While Joint Base Lewis-McChord is busy prepping for the arrival of some 17,000 soldiers returning from combat operations, a like number of families are preparing to welcome home their loved ones. For an unfortunate few spouses, the welcome will be bitter and harmful.
This was all too evident Saturday afternoon when a female soldier was arrested in Lakewood for allegedly stabbing her husband.
Domestic violence is a societal cancer that is heedless of factors such as income, ethnicity, religion or military status. And while males tip the scales as aggressors, this incident highlights the fact that domestic violence is an issue for both sides of the gender fence.
Soldiers returning from a war zone, which was the aforementioned soldier’s address just 10 days prior to her arrest, appear especially susceptible to domestic violent incidents.
The reason is simple: combat operations are violent. The rigors and stresses of long, tense days and nights, as well as a heightened sense of aggression necessary for such a climate, become second nature to soldiers in theater.

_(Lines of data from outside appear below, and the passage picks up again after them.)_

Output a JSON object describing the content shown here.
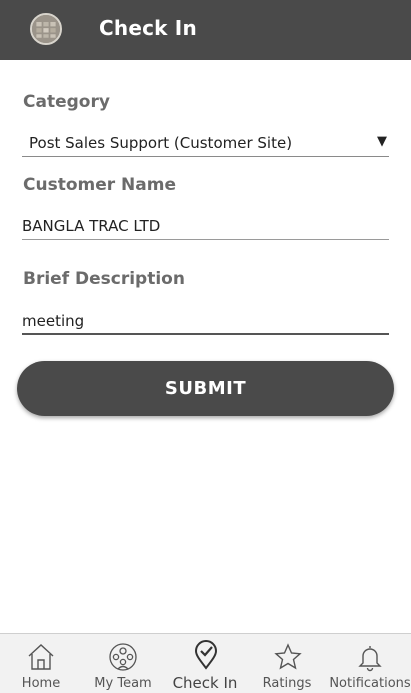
{
  "header": {
    "title": "Check In",
    "avatar_icon": "user-avatar-icon"
  },
  "form": {
    "category": {
      "label": "Category",
      "value": "Post Sales Support (Customer Site)",
      "caret": "▼"
    },
    "customer_name": {
      "label": "Customer Name",
      "value": "BANGLA TRAC LTD"
    },
    "brief_description": {
      "label": "Brief Description",
      "value": "meeting"
    },
    "submit_label": "SUBMIT"
  },
  "bottom_nav": {
    "active": "Check In",
    "items": [
      {
        "label": "Home",
        "icon": "home-icon"
      },
      {
        "label": "My Team",
        "icon": "team-icon"
      },
      {
        "label": "Check In",
        "icon": "check-in-location-icon"
      },
      {
        "label": "Ratings",
        "icon": "star-icon"
      },
      {
        "label": "Notifications",
        "icon": "bell-icon"
      }
    ]
  },
  "colors": {
    "app_bar": "#4a4a4a",
    "button": "#4a4a4a",
    "label": "#6b6b6b",
    "nav_background": "#f2f2f2"
  }
}
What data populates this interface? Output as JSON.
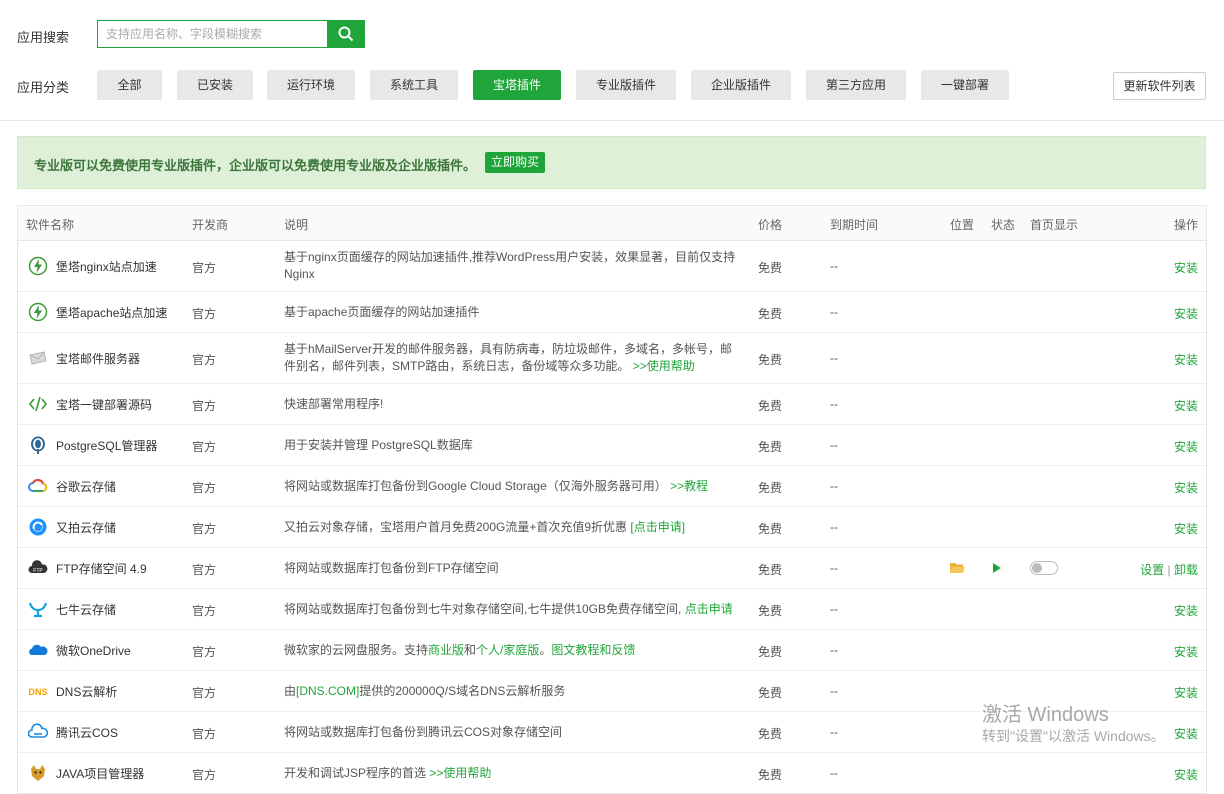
{
  "search": {
    "label": "应用搜索",
    "placeholder": "支持应用名称、字段模糊搜索"
  },
  "category": {
    "label": "应用分类",
    "items": [
      "全部",
      "已安装",
      "运行环境",
      "系统工具",
      "宝塔插件",
      "专业版插件",
      "企业版插件",
      "第三方应用",
      "一键部署"
    ],
    "active": "宝塔插件"
  },
  "update_button": "更新软件列表",
  "notice": {
    "text": "专业版可以免费使用专业版插件，企业版可以免费使用专业版及企业版插件。",
    "buy": "立即购买"
  },
  "table": {
    "headers": {
      "name": "软件名称",
      "vendor": "开发商",
      "desc": "说明",
      "price": "价格",
      "expire": "到期时间",
      "position": "位置",
      "status": "状态",
      "home": "首页显示",
      "action": "操作"
    },
    "rows": [
      {
        "name": "堡塔nginx站点加速",
        "vendor": "官方",
        "desc": "基于nginx页面缓存的网站加速插件,推荐WordPress用户安装，效果显著，目前仅支持Nginx",
        "price": "免费",
        "expire": "--",
        "action": "安装",
        "icon": "lightning-icon"
      },
      {
        "name": "堡塔apache站点加速",
        "vendor": "官方",
        "desc": "基于apache页面缓存的网站加速插件",
        "price": "免费",
        "expire": "--",
        "action": "安装",
        "icon": "lightning-icon"
      },
      {
        "name": "宝塔邮件服务器",
        "vendor": "官方",
        "desc": "基于hMailServer开发的邮件服务器，具有防病毒，防垃圾邮件，多域名，多帐号，邮件别名，邮件列表，SMTP路由，系统日志，备份域等众多功能。",
        "desc_link": ">>使用帮助",
        "price": "免费",
        "expire": "--",
        "action": "安装",
        "icon": "mail-icon"
      },
      {
        "name": "宝塔一键部署源码",
        "vendor": "官方",
        "desc": "快速部署常用程序!",
        "price": "免费",
        "expire": "--",
        "action": "安装",
        "icon": "code-icon"
      },
      {
        "name": "PostgreSQL管理器",
        "vendor": "官方",
        "desc": "用于安装并管理 PostgreSQL数据库",
        "price": "免费",
        "expire": "--",
        "action": "安装",
        "icon": "postgresql-icon"
      },
      {
        "name": "谷歌云存储",
        "vendor": "官方",
        "desc": "将网站或数据库打包备份到Google Cloud Storage（仅海外服务器可用）",
        "desc_link": ">>教程",
        "price": "免费",
        "expire": "--",
        "action": "安装",
        "icon": "google-cloud-icon"
      },
      {
        "name": "又拍云存储",
        "vendor": "官方",
        "desc": "又拍云对象存储，宝塔用户首月免费200G流量+首次充值9折优惠",
        "desc_link": "[点击申请]",
        "price": "免费",
        "expire": "--",
        "action": "安装",
        "icon": "upyun-icon"
      },
      {
        "name": "FTP存储空间 4.9",
        "vendor": "官方",
        "desc": "将网站或数据库打包备份到FTP存储空间",
        "price": "免费",
        "expire": "--",
        "action_settings": "设置",
        "action_sep": "|",
        "action_uninstall": "卸载",
        "icon": "ftp-icon",
        "installed": true
      },
      {
        "name": "七牛云存储",
        "vendor": "官方",
        "desc": "将网站或数据库打包备份到七牛对象存储空间,七牛提供10GB免费存储空间,",
        "desc_link": "点击申请",
        "price": "免费",
        "expire": "--",
        "action": "安装",
        "icon": "qiniu-icon"
      },
      {
        "name": "微软OneDrive",
        "vendor": "官方",
        "desc": "微软家的云网盘服务。支持",
        "desc_link": "商业版",
        "desc_mid": "和",
        "desc_link2": "个人/家庭版",
        "desc_mid2": "。",
        "desc_link3": "图文教程和反馈",
        "price": "免费",
        "expire": "--",
        "action": "安装",
        "icon": "onedrive-icon"
      },
      {
        "name": "DNS云解析",
        "vendor": "官方",
        "desc_pre": "由",
        "desc_link": "[DNS.COM]",
        "desc": "提供的200000Q/S域名DNS云解析服务",
        "price": "免费",
        "expire": "--",
        "action": "安装",
        "icon": "dns-icon"
      },
      {
        "name": "腾讯云COS",
        "vendor": "官方",
        "desc": "将网站或数据库打包备份到腾讯云COS对象存储空间",
        "price": "免费",
        "expire": "--",
        "action": "安装",
        "icon": "tencent-cloud-icon"
      },
      {
        "name": "JAVA项目管理器",
        "vendor": "官方",
        "desc": "开发和调试JSP程序的首选",
        "desc_link": ">>使用帮助",
        "price": "免费",
        "expire": "--",
        "action": "安装",
        "icon": "tomcat-icon"
      }
    ]
  },
  "watermark": {
    "line1": "激活 Windows",
    "line2": "转到\"设置\"以激活 Windows。"
  },
  "colors": {
    "accent": "#20a53a",
    "notice_bg": "#dff0d8"
  }
}
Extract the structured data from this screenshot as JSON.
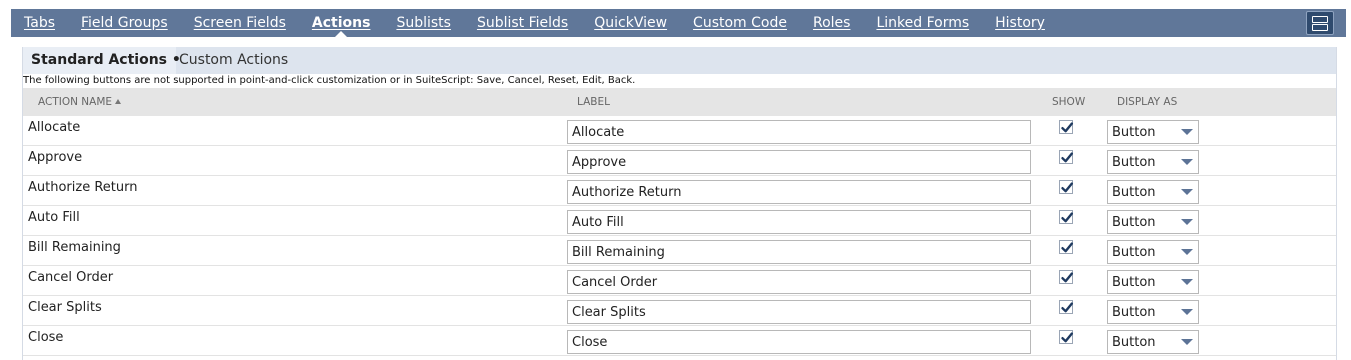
{
  "top_tabs": [
    {
      "label": "Tabs"
    },
    {
      "label": "Field Groups"
    },
    {
      "label": "Screen Fields"
    },
    {
      "label": "Actions"
    },
    {
      "label": "Sublists"
    },
    {
      "label": "Sublist Fields"
    },
    {
      "label": "QuickView"
    },
    {
      "label": "Custom Code"
    },
    {
      "label": "Roles"
    },
    {
      "label": "Linked Forms"
    },
    {
      "label": "History"
    }
  ],
  "active_top_tab": "Actions",
  "subtabs": {
    "standard_label": "Standard Actions",
    "standard_marker": "•",
    "custom_label": "Custom Actions"
  },
  "notice": "The following buttons are not supported in point-and-click customization or in SuiteScript: Save, Cancel, Reset, Edit, Back.",
  "table": {
    "headers": {
      "action_name": "ACTION NAME",
      "label": "LABEL",
      "show": "SHOW",
      "display_as": "DISPLAY AS"
    },
    "rows": [
      {
        "action_name": "Allocate",
        "label": "Allocate",
        "show": true,
        "display_as": "Button"
      },
      {
        "action_name": "Approve",
        "label": "Approve",
        "show": true,
        "display_as": "Button"
      },
      {
        "action_name": "Authorize Return",
        "label": "Authorize Return",
        "show": true,
        "display_as": "Button"
      },
      {
        "action_name": "Auto Fill",
        "label": "Auto Fill",
        "show": true,
        "display_as": "Button"
      },
      {
        "action_name": "Bill Remaining",
        "label": "Bill Remaining",
        "show": true,
        "display_as": "Button"
      },
      {
        "action_name": "Cancel Order",
        "label": "Cancel Order",
        "show": true,
        "display_as": "Button"
      },
      {
        "action_name": "Clear Splits",
        "label": "Clear Splits",
        "show": true,
        "display_as": "Button"
      },
      {
        "action_name": "Close",
        "label": "Close",
        "show": true,
        "display_as": "Button"
      }
    ]
  },
  "icons": {
    "layout_toggle": "layout-toggle-icon",
    "sort": "sort-ascending-icon",
    "check": "checkmark-icon",
    "dropdown": "chevron-down-icon"
  },
  "colors": {
    "top_bar": "#607799",
    "subtab_bar": "#dde4ee",
    "header_bg": "#e5e5e5",
    "checkmark": "#1f3a60",
    "dropdown_caret": "#5c7396"
  }
}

The Army has been quick to adapt to this trend by setting up counseling for returning soldiers. But with so many thousands of men and women pouring back into the bases’ offices, barracks and counseling centers, even the Army’s vast resources will be stretched to the limit.
These brave men and women have endured hardship and danger. It is our responsibility to ensure that our soldiers have every opportunity to shake the stresses of war and have the homecoming both they and their families deserve.